2. The presenters will share information defining open pedagogy and renewable assignments, providing the participants with a rationale for designing renewable assignments using a pedagogy of care as a guiding theoretical framework. (4 minutes)
3. Next, the presenters will share the steps of a process that can be used for transforming existing course assignments into renewable assignments. The presenters will provide an overview of the process broadly as a roadmap for developing renewable assignments. (4 minutes)
4. Starting with the first step in the process – analyze and classify existing assignment, the presenters will share the characteristics and an example of a renewable assignment using Wiley and Hilton’s (2018) criteria and ask participants to examine their own current course assignment to classify it as disposable, authentic, constructivist, or renewable, noting the features of the assignment that delineate it into that category. Participants will be invited to discuss their thinking about their assignment with their disciplinary group. (12 minutes)
5. Next, the presenters will lead participants through the second step – consider meaningful OER contributions for discipline and/or context. The presenters will provide disciplinary groups links to examples of renewable assignments to explore. Examples of resources include Open Pedagogy Notebook and DOER Fellows Renewable Assignments. Along with specific examples, participants will be prompted to consider how the examples contribute to knowledge in the discipline and/or local context through discussion. After this discussion, participants will work in their disciplinary groups to consider what a meaningful OER contribution may look like for their course. During this step, participants will begin to consider a renewable assignment description. (12 minutes)

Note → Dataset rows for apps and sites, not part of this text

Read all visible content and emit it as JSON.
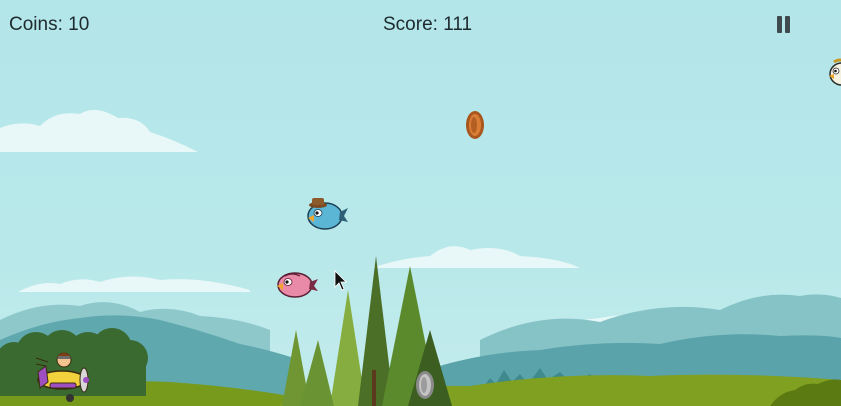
{
  "hud": {
    "coins_label": "Coins:",
    "coins_value": "10",
    "score_label": "Score:",
    "score_value": "111",
    "pause_icon": "pause-icon"
  },
  "colors": {
    "sky": "#b5e6ea",
    "cloud": "#e9f8f8",
    "far_mountain": "#8fc9cc",
    "mid_mountain": "#62aab0",
    "hill_green": "#7a9c1c",
    "hill_dark": "#5d7d14",
    "tree_green": "#7ba33a",
    "tree_dark": "#4a6e26",
    "coin_bronze": "#c8702e",
    "coin_silver": "#a9a9a9",
    "bird_blue": "#5bb7d6",
    "bird_pink": "#e88aa8",
    "plane_yellow": "#f2d23c"
  }
}
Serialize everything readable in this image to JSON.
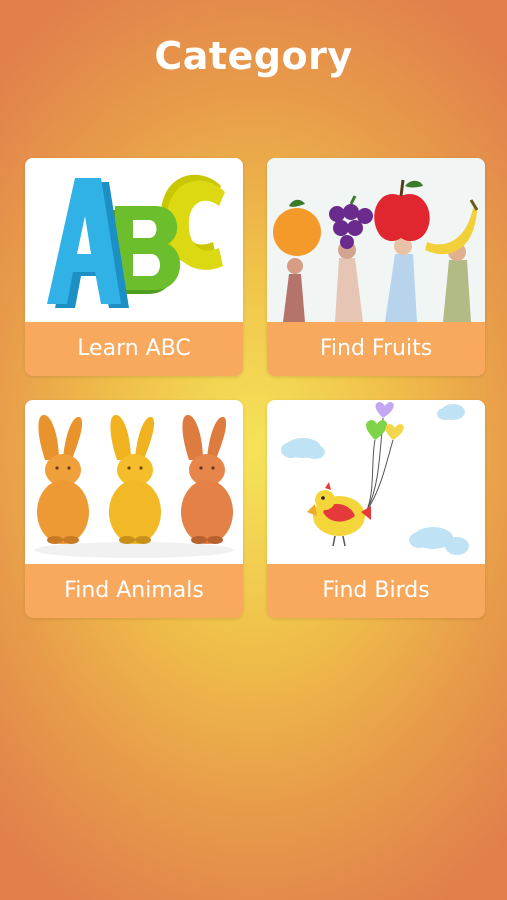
{
  "header": {
    "title": "Category"
  },
  "categories": [
    {
      "label": "Learn ABC",
      "icon": "abc-blocks-icon"
    },
    {
      "label": "Find Fruits",
      "icon": "fruits-icon"
    },
    {
      "label": "Find Animals",
      "icon": "rabbits-icon"
    },
    {
      "label": "Find Birds",
      "icon": "bird-balloons-icon"
    }
  ],
  "colors": {
    "background_center": "#f5e35a",
    "background_edge": "#e07f4c",
    "label_background": "#f8a95e",
    "label_text": "#ffffff"
  }
}
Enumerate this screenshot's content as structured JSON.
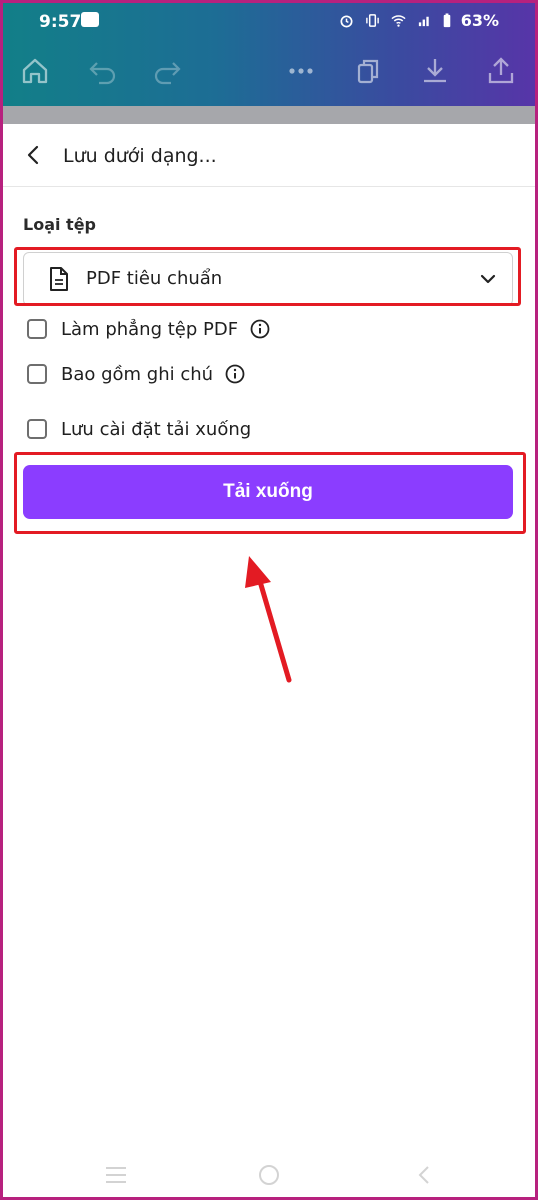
{
  "status_bar": {
    "time": "9:57",
    "battery": "63%"
  },
  "toolbar": {
    "icons": [
      "home-icon",
      "undo-icon",
      "redo-icon",
      "more-icon",
      "copy-icon",
      "download-icon",
      "share-icon"
    ]
  },
  "header": {
    "title": "Lưu dưới dạng..."
  },
  "file_type": {
    "label": "Loại tệp",
    "selected": "PDF tiêu chuẩn"
  },
  "options": [
    {
      "label": "Làm phẳng tệp PDF",
      "checked": false,
      "has_info": true
    },
    {
      "label": "Bao gồm ghi chú",
      "checked": false,
      "has_info": true
    },
    {
      "label": "Lưu cài đặt tải xuống",
      "checked": false,
      "has_info": false
    }
  ],
  "download_button": {
    "label": "Tải xuống"
  },
  "colors": {
    "accent": "#8b3dff",
    "highlight": "#e31b23",
    "frame": "#b7217e"
  }
}
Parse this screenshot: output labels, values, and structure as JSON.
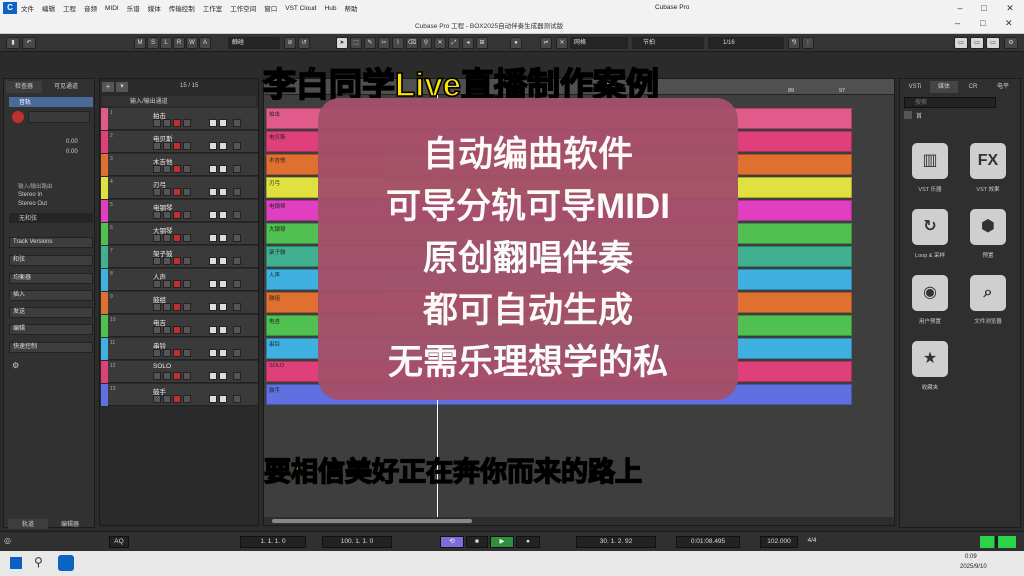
{
  "menubar": {
    "logo": "C",
    "items": [
      "文件",
      "编辑",
      "工程",
      "音频",
      "MIDI",
      "乐谱",
      "媒体",
      "传输控制",
      "工作室",
      "工作空间",
      "窗口",
      "VST Cloud",
      "Hub",
      "帮助"
    ],
    "app_name": "Cubase Pro",
    "min": "–",
    "max": "□",
    "close": "✕"
  },
  "titlebar": {
    "title": "Cubase Pro 工程 - BOX2025自动伴奏生成器测试版",
    "min": "–",
    "max": "□",
    "close": "✕"
  },
  "toolbar": {
    "buttons": [
      "M",
      "S",
      "L",
      "R",
      "W",
      "A"
    ],
    "touch_label": "触碰",
    "grid_label": "网格",
    "snap_label": "节拍",
    "quantize_value": "1/16"
  },
  "left_panel": {
    "tabs": [
      "检查器",
      "可见通道"
    ],
    "track_name": "音轨",
    "level1": "0.00",
    "level2": "0.00",
    "routing_in": "Stereo In",
    "routing_out": "Stereo Out",
    "routing_header": "输入/输出路由",
    "chord_track": "无和弦",
    "sections": [
      "Track Versions",
      "和弦",
      "均衡器",
      "插入",
      "发送",
      "编辑",
      "快速控制"
    ],
    "bottom_tabs": [
      "轨道",
      "编辑器"
    ]
  },
  "tracklist": {
    "counter": "15 / 15",
    "header_name": "输入/输出通道",
    "tracks": [
      {
        "num": "1",
        "name": "拍击",
        "color": "#e05a8a"
      },
      {
        "num": "2",
        "name": "电贝斯",
        "color": "#e0407a"
      },
      {
        "num": "3",
        "name": "木吉他",
        "color": "#e07030"
      },
      {
        "num": "4",
        "name": "刃弓",
        "color": "#e0e040"
      },
      {
        "num": "5",
        "name": "电钢琴",
        "color": "#e040c0"
      },
      {
        "num": "6",
        "name": "大钢琴",
        "color": "#50c050"
      },
      {
        "num": "7",
        "name": "架子鼓",
        "color": "#40b090"
      },
      {
        "num": "8",
        "name": "人声",
        "color": "#40b0e0"
      },
      {
        "num": "9",
        "name": "鼓组",
        "color": "#e07030"
      },
      {
        "num": "10",
        "name": "电吉",
        "color": "#50c050"
      },
      {
        "num": "11",
        "name": "串铃",
        "color": "#40b0e0"
      },
      {
        "num": "12",
        "name": "SOLO",
        "color": "#e0407a"
      },
      {
        "num": "13",
        "name": "鼓手",
        "color": "#6070e0"
      }
    ]
  },
  "arrange": {
    "ruler_marks": [
      "1",
      "89",
      "97"
    ],
    "clip_labels": [
      "拍击",
      "电贝斯",
      "木吉他",
      "刃弓",
      "电钢琴",
      "大钢琴",
      "架子鼓",
      "人声",
      "鼓组",
      "电吉",
      "串铃",
      "SOLO",
      "鼓手"
    ]
  },
  "right_panel": {
    "tabs": [
      "VSTi",
      "媒体",
      "CR",
      "电平"
    ],
    "search_placeholder": "搜索",
    "home": "首",
    "items": [
      {
        "icon": "piano-icon",
        "glyph": "▥",
        "label": "VST 乐器"
      },
      {
        "icon": "fx-icon",
        "glyph": "FX",
        "label": "VST 效果"
      },
      {
        "icon": "loop-icon",
        "glyph": "↻",
        "label": "Loop & 采样"
      },
      {
        "icon": "preset-icon",
        "glyph": "⬢",
        "label": "预置"
      },
      {
        "icon": "user-preset-icon",
        "glyph": "◉",
        "label": "用户预置"
      },
      {
        "icon": "file-browser-icon",
        "glyph": "⌕",
        "label": "文件浏览器"
      },
      {
        "icon": "favorites-icon",
        "glyph": "★",
        "label": "收藏夹"
      }
    ]
  },
  "transport": {
    "left_locator": "1. 1. 1.  0",
    "right_locator": "100. 1. 1.  0",
    "position": "30. 1. 2. 92",
    "time": "0:01:08.495",
    "tempo": "102.000",
    "signature": "4/4",
    "aq": "AQ"
  },
  "taskbar": {
    "time": "0:09",
    "date": "2025/9/10"
  },
  "overlay": {
    "title": "李白同学Live直播制作案例",
    "lines": [
      "自动编曲软件",
      "可导分轨可导MIDI",
      "原创翻唱伴奏",
      "都可自动生成",
      "无需乐理想学的私"
    ],
    "subtitle": "要相信美好正在奔你而来的路上"
  }
}
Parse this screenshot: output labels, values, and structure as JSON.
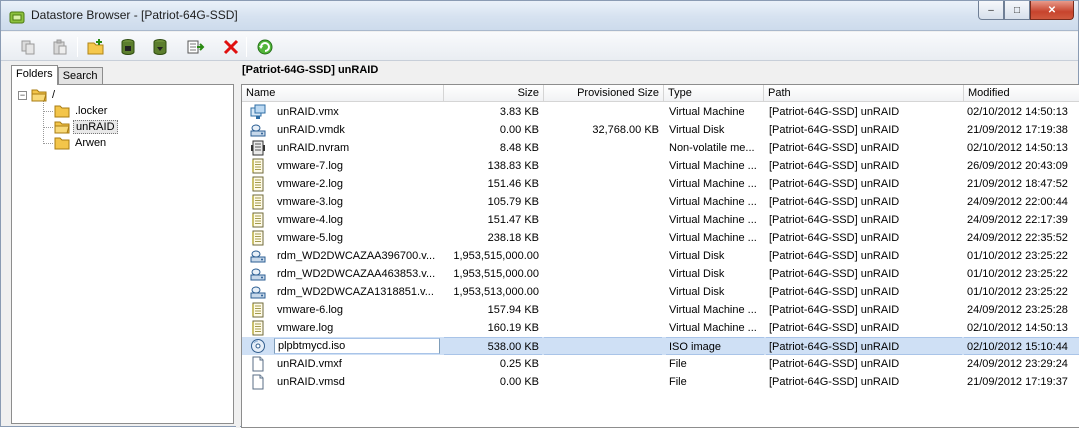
{
  "window": {
    "title": "Datastore Browser - [Patriot-64G-SSD]",
    "buttons": {
      "minimize": "–",
      "maximize": "□",
      "close": "✕"
    }
  },
  "toolbar": [
    {
      "name": "copy-file-button",
      "icon": "copy-icon"
    },
    {
      "name": "paste-file-button",
      "icon": "paste-icon"
    },
    {
      "name": "new-folder-button",
      "icon": "new-folder-icon"
    },
    {
      "name": "upload-button",
      "icon": "upload-datastore-icon"
    },
    {
      "name": "download-button",
      "icon": "download-datastore-icon"
    },
    {
      "name": "register-vm-button",
      "icon": "register-icon"
    },
    {
      "name": "delete-button",
      "icon": "delete-x-icon"
    },
    {
      "name": "refresh-button",
      "icon": "refresh-icon"
    }
  ],
  "left_tabs": {
    "folders": "Folders",
    "search": "Search"
  },
  "tree": {
    "root": "/",
    "children": [
      ".locker",
      "unRAID",
      "Arwen"
    ],
    "selected": "unRAID"
  },
  "current_path": "[Patriot-64G-SSD] unRAID",
  "columns": {
    "name": "Name",
    "size": "Size",
    "provisioned": "Provisioned Size",
    "type": "Type",
    "path": "Path",
    "modified": "Modified"
  },
  "files": [
    {
      "icon": "vmx-icon",
      "name": "unRAID.vmx",
      "size": "3.83 KB",
      "provisioned": "",
      "type": "Virtual Machine",
      "path": "[Patriot-64G-SSD] unRAID",
      "modified": "02/10/2012 14:50:13"
    },
    {
      "icon": "virtual-disk-icon",
      "name": "unRAID.vmdk",
      "size": "0.00 KB",
      "provisioned": "32,768.00 KB",
      "type": "Virtual Disk",
      "path": "[Patriot-64G-SSD] unRAID",
      "modified": "21/09/2012 17:19:38"
    },
    {
      "icon": "nvram-icon",
      "name": "unRAID.nvram",
      "size": "8.48 KB",
      "provisioned": "",
      "type": "Non-volatile me...",
      "path": "[Patriot-64G-SSD] unRAID",
      "modified": "02/10/2012 14:50:13"
    },
    {
      "icon": "log-icon",
      "name": "vmware-7.log",
      "size": "138.83 KB",
      "provisioned": "",
      "type": "Virtual Machine ...",
      "path": "[Patriot-64G-SSD] unRAID",
      "modified": "26/09/2012 20:43:09"
    },
    {
      "icon": "log-icon",
      "name": "vmware-2.log",
      "size": "151.46 KB",
      "provisioned": "",
      "type": "Virtual Machine ...",
      "path": "[Patriot-64G-SSD] unRAID",
      "modified": "21/09/2012 18:47:52"
    },
    {
      "icon": "log-icon",
      "name": "vmware-3.log",
      "size": "105.79 KB",
      "provisioned": "",
      "type": "Virtual Machine ...",
      "path": "[Patriot-64G-SSD] unRAID",
      "modified": "24/09/2012 22:00:44"
    },
    {
      "icon": "log-icon",
      "name": "vmware-4.log",
      "size": "151.47 KB",
      "provisioned": "",
      "type": "Virtual Machine ...",
      "path": "[Patriot-64G-SSD] unRAID",
      "modified": "24/09/2012 22:17:39"
    },
    {
      "icon": "log-icon",
      "name": "vmware-5.log",
      "size": "238.18 KB",
      "provisioned": "",
      "type": "Virtual Machine ...",
      "path": "[Patriot-64G-SSD] unRAID",
      "modified": "24/09/2012 22:35:52"
    },
    {
      "icon": "virtual-disk-icon",
      "name": "rdm_WD2DWCAZAA396700.v...",
      "size": "1,953,515,000.00",
      "provisioned": "",
      "type": "Virtual Disk",
      "path": "[Patriot-64G-SSD] unRAID",
      "modified": "01/10/2012 23:25:22"
    },
    {
      "icon": "virtual-disk-icon",
      "name": "rdm_WD2DWCAZAA463853.v...",
      "size": "1,953,515,000.00",
      "provisioned": "",
      "type": "Virtual Disk",
      "path": "[Patriot-64G-SSD] unRAID",
      "modified": "01/10/2012 23:25:22"
    },
    {
      "icon": "virtual-disk-icon",
      "name": "rdm_WD2DWCAZA1318851.v...",
      "size": "1,953,513,000.00",
      "provisioned": "",
      "type": "Virtual Disk",
      "path": "[Patriot-64G-SSD] unRAID",
      "modified": "01/10/2012 23:25:22"
    },
    {
      "icon": "log-icon",
      "name": "vmware-6.log",
      "size": "157.94 KB",
      "provisioned": "",
      "type": "Virtual Machine ...",
      "path": "[Patriot-64G-SSD] unRAID",
      "modified": "24/09/2012 23:25:28"
    },
    {
      "icon": "log-icon",
      "name": "vmware.log",
      "size": "160.19 KB",
      "provisioned": "",
      "type": "Virtual Machine ...",
      "path": "[Patriot-64G-SSD] unRAID",
      "modified": "02/10/2012 14:50:13"
    },
    {
      "icon": "iso-image-icon",
      "name": "plpbtmycd.iso",
      "size": "538.00 KB",
      "provisioned": "",
      "type": "ISO image",
      "path": "[Patriot-64G-SSD] unRAID",
      "modified": "02/10/2012 15:10:44",
      "selected": true
    },
    {
      "icon": "file-icon",
      "name": "unRAID.vmxf",
      "size": "0.25 KB",
      "provisioned": "",
      "type": "File",
      "path": "[Patriot-64G-SSD] unRAID",
      "modified": "24/09/2012 23:29:24"
    },
    {
      "icon": "file-icon",
      "name": "unRAID.vmsd",
      "size": "0.00 KB",
      "provisioned": "",
      "type": "File",
      "path": "[Patriot-64G-SSD] unRAID",
      "modified": "21/09/2012 17:19:37"
    }
  ]
}
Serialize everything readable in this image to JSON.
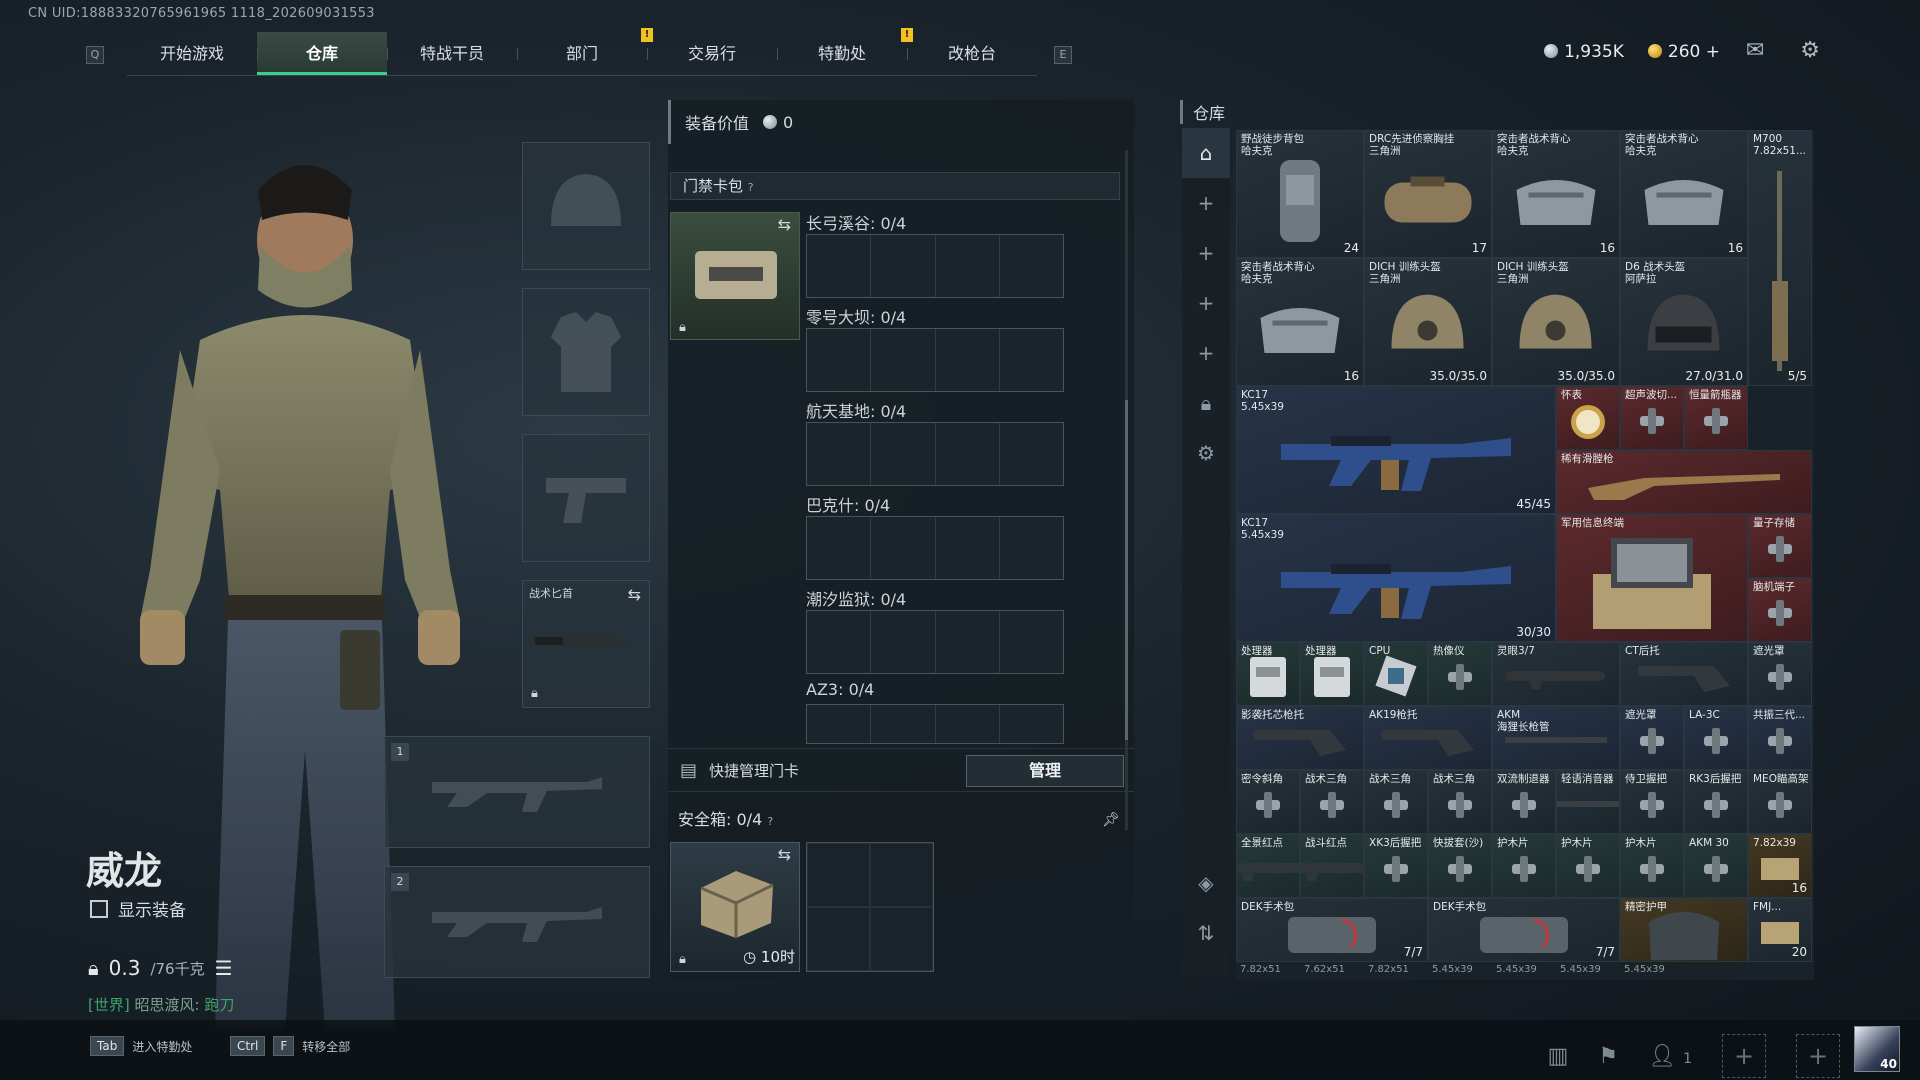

6. Moving on to the third step – select tools and repositories and fourth step – design intentional consideration for openness, the presenters will briefly present specific tools and repositories that can be used within renewable assignment to create, adapt, remix, and/or share artifacts. For example, Manifold, Pressbooks, and collaborative cloud-based authoring platforms may be used as tools to create artifacts, while OER Commons, Commons in a Box, and cloud-based storage may be used to share artifacts. In addition, the presenters will facilitate a discussion around Cronin’s (2017) work on student privacy concerns when engaging in open pedagogical practices. Since this work centers around a pedagogy of care, this discussion will focus on the skills and considerations instructors need to address when incorporating a renewable assignment, such as digital literacy skills, student access to tools, understanding of OER, time they can devote to teaching about OER and the tools within their course, and the personal negotiations involved in the decision-making process of deciding if one wants to share their work, whom to share the work with, and how to share the work (open licensing and repository options). (15 minutes)
7. If time allows, the presenters will provide time for participants to reflect on how they may incorporate this process into their practice. The presenters will invite participants to showcase a few ideas for renewable assignments to celebrate the work of the group. (10 minutes)
Cronin, C 2017, ‘Open education, open questions’, Educause Review, vol. 52, no. 6, pp. 11-20, viewed 30 January 2019, https://er.educause.edu/articles/2017/10/open-education-open-questions.
Lombardi, MM 2007, ‘Authentic learning for the 21st century: An overview’, viewed 28 May 2019, EDUCAUSE learning Initiative, viewed 28 May 2019, https://library.educause.edu/resources/2007/1/authentic-learning-for-the-21st-century-an-overview
Motta, SC & Bennett, A 2018, ‘Pedagogies of Care, Care-Full Epistemological Practice and “Other” Caring Subjectivities in Enabling Education’, Teaching in Higher Education, vol. 23, no. 5, pp. 631–646.
Wiley, D & Hilton III, JL 2018, ‘Defining OER-enabled pedagogy’, The International Review of Research in Open and Distributed Learning, vol. 19, no. 4, doi:10.19173/irrodl.v19i4.3601